One of my goals for RealSpaceStrategy, was to ensure that my readers have more of the context than is provided in the standard press and speeches to aid in understanding and developing better and more realistic strategy for American spacepower. One of the main themes of late has been on senior government officials and commercial sector leaders making comment on issues of the day with certain rhetorical devices. I would like you all to take a look at two and think about them a bit…ask yourself if they make sense….?
- “A War that Extends to Space”
- “Contested, Degraded and Operationally Limited Environment (CDO)”
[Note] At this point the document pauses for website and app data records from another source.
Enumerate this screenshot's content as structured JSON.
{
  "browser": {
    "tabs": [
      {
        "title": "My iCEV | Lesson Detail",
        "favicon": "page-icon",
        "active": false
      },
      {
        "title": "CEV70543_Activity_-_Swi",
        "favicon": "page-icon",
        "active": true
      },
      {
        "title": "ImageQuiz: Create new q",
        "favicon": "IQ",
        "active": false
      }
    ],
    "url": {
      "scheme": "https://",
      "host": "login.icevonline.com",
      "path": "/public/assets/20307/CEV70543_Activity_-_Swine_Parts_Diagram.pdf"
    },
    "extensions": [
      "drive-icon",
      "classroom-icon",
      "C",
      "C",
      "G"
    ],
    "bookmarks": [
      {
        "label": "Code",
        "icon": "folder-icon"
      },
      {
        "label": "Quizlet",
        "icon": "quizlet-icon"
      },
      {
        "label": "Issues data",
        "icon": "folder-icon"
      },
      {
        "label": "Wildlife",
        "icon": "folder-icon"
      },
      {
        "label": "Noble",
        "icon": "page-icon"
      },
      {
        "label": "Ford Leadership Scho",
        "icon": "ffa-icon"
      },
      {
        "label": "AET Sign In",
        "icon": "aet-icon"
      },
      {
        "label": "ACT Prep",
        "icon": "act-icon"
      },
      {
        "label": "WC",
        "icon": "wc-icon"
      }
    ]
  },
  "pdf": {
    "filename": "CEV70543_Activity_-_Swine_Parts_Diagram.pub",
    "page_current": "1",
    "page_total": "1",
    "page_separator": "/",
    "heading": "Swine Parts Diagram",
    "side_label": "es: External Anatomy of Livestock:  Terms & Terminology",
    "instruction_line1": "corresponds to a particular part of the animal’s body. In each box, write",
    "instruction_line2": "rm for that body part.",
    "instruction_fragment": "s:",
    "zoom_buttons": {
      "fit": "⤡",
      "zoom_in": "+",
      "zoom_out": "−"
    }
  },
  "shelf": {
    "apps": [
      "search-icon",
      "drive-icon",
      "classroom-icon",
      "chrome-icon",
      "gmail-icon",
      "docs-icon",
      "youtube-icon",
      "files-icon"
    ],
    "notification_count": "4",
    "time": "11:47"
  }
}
First, I have heard and read that many leaders such as General Hyten have used the phrase “A war that extends to space” to describe what the United States “must prepare for”. Recent SpaceNews articles have quoted him and others on this through various Congressional hearings and meetings. I have personally heard Gen. Hyten (and others) state that “there is no such thing as space war, just a war that extends to space”. The thought to ponder is…what is the difference from a space war to a war that extends to space? In this phrase could be a focus on the geopolitical (Earth centric political) issues, in other words, as Colin Gray would put it, war is an extension of politics and politics involves people. Where do people live (currently…not counting ISS)? On Earth. So…wars that include spacepower are really wars that are about and on Earth. Ok….if that’s the argument, I can accept that. However…does this line of thinking still apply when the wars first shots are in space as many writers and analysts seem to be predicting? What of the argument that given an “attack” in space varies across a spectrum of counterspace that includes reversible means as well as destructive means…could that be labeled a space war that extends to Earth or is it still a war that extends to space because the objective is still geopolitical in nature?
It can also be suggested, for means of discussion, that the phrase “war that extends to space” could be a means to deflect from the issue at hand, namely the lack of true deterrence and protection of our nation’s critical space infrastructure. Given most of the infrastructure that is critical to our instruments of national power and our way of life are ground infrastructure that operates and maintains space operations, could it still be considered geopolitical as it supports people and improves their lives here on Earth? By extension, could we say that spacepower in all its segments (Ground, space, electromagnetic) is a countervalue target?
Second, Air Force space leaders have been using the phrase CDO to describe the “current space operating environment.” If this is true, I wonder if the folks that created it have thought of the following: Saying that we are in a contested, degraded and operationally limited” means that our deterrence strategy as enumerated in the National Security Space Strategy has failed. If our space systems are degraded and operationally limited it means we are not at 100% capacity. It means we have been taking hits and have sustained damage by an adversary or adversaries who have “contested” our right of freedom of maneuver in space. Something that treaty supporters might say is supposed to be the “status quo”. If it has been degraded and our deterrence has failed, one would think that we would do something to correct it, or have corrected things before it came to this. Instead, the Air Force has put out a White Paper (and several others have followed at the tactical level) that imply that the way to fix this is through improved training, tactics and a battle management command and control system. My question is this: how can you call it a battle, when we don’t have the capacity to inflict similar damage to a KE ASAT or a laser platform? How is it a battle when the only one getting hit is us? More to follow but something to ponder…